In your MacDonald biography you write at length about the Hudson’s Bay Company and the Dutch United East Asia Company, each firmly part of the national histories of the United Kingdom and The Netherlands. Your book ‘Professor Risley and the Imperial Japanese Troupe: How an American Acrobat Introduced Circus to Japan–And Japan to the West’ even extends your work to Dutch soil. During one month in 1868 Risley’s Keizerlijk Japansch Gezelschap performed in several major Dutch cities. Your approach of the relations between Asia, North America and Europe is surprising by the unconventional angles you choose.
In doing so, being a ‘niche-writer’ as you call yourself, your work became the inspiration for the foundation Friends of MacDonald • The Dutch Connection. If this foundation survives and is able to annually find and honor a work like Zia Haider Rahman’s ‘In the light of what we know’, your work will have changed the world for the better, the truer and the more beautiful.
Therefor, Frederik Schodt, may I convey to you my warm congratulations on behalf of the board of Friends of MacDonald • The Dutch Connection and invite you to come forward to receive an exceptional 2016 Ranald MacDonald Prize for your entire oeuvre.
This, Fred, is your medal, for this one occasion in North American Maple.
And this is your diploma, lasered in corn paper like the regular trophy.
And here the world with a couple of places of importance to the life of Ranald MacDonald, in European walnut, just like the regular trophy.

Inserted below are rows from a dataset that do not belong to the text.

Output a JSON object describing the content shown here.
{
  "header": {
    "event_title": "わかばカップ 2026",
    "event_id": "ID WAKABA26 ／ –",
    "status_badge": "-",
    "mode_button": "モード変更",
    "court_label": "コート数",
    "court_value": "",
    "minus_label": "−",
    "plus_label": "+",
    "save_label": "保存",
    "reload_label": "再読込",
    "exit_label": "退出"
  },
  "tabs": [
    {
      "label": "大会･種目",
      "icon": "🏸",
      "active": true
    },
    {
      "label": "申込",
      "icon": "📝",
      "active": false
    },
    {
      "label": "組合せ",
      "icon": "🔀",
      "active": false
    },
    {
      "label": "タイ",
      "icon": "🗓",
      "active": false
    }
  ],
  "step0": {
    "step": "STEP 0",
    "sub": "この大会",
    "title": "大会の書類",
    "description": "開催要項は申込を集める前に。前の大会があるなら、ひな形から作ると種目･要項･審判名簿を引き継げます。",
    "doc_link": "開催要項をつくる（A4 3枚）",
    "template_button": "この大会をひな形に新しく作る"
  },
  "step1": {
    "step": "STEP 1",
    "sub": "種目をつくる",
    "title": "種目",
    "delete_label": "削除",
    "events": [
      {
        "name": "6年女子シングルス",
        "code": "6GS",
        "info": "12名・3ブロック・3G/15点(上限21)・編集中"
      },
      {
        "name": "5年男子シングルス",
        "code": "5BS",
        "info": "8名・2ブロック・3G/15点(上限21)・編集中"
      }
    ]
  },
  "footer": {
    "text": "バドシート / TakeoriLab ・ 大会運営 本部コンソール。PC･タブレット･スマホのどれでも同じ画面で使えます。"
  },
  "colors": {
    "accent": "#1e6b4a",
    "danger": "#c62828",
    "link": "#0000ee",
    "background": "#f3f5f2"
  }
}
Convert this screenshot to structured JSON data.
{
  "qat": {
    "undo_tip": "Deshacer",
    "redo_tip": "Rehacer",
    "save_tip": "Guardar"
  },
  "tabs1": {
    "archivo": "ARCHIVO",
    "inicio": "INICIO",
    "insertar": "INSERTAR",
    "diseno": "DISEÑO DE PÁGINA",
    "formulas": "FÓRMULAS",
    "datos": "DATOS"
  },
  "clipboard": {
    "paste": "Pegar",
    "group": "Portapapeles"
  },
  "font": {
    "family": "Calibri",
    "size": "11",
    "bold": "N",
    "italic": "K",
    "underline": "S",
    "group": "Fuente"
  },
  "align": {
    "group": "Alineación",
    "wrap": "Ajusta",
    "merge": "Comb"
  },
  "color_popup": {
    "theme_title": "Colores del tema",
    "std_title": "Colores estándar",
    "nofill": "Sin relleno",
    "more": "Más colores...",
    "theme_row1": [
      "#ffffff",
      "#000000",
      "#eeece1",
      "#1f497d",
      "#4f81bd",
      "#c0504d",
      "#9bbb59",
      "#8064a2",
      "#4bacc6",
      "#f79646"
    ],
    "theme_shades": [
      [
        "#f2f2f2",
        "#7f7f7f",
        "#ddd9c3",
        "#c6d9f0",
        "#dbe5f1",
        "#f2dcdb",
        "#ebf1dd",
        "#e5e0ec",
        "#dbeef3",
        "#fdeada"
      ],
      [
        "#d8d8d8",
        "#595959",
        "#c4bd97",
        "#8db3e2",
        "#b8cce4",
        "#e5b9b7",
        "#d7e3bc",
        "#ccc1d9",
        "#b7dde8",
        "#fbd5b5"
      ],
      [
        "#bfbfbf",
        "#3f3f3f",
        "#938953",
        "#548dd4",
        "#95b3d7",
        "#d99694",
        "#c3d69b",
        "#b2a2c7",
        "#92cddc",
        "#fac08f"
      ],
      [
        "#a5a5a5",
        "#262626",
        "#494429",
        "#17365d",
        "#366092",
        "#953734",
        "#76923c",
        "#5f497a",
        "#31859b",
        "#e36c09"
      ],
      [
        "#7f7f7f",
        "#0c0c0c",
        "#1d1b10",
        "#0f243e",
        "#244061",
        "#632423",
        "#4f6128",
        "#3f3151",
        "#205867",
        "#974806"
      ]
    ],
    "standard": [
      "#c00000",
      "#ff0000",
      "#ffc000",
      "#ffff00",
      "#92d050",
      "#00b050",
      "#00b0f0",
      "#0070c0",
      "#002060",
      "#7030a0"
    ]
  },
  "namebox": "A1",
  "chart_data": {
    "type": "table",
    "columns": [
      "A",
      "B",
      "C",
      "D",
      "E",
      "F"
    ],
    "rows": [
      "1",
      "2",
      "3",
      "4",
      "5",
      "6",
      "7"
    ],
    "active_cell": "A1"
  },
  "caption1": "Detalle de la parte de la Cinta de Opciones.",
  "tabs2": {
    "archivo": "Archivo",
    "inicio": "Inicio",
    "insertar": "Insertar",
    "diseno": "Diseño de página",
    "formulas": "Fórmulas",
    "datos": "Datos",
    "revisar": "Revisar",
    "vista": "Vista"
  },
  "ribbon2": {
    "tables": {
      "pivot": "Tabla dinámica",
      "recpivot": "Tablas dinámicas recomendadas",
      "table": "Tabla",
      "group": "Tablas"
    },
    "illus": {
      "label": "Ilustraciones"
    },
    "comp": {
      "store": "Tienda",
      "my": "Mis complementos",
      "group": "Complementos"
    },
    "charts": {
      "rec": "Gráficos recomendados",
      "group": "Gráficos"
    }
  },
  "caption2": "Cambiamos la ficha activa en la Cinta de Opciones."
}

And this is the lid, in this case made of Calamandar, to enclose it all, with, of course again, the stylized portrait of Ranald MacDonald.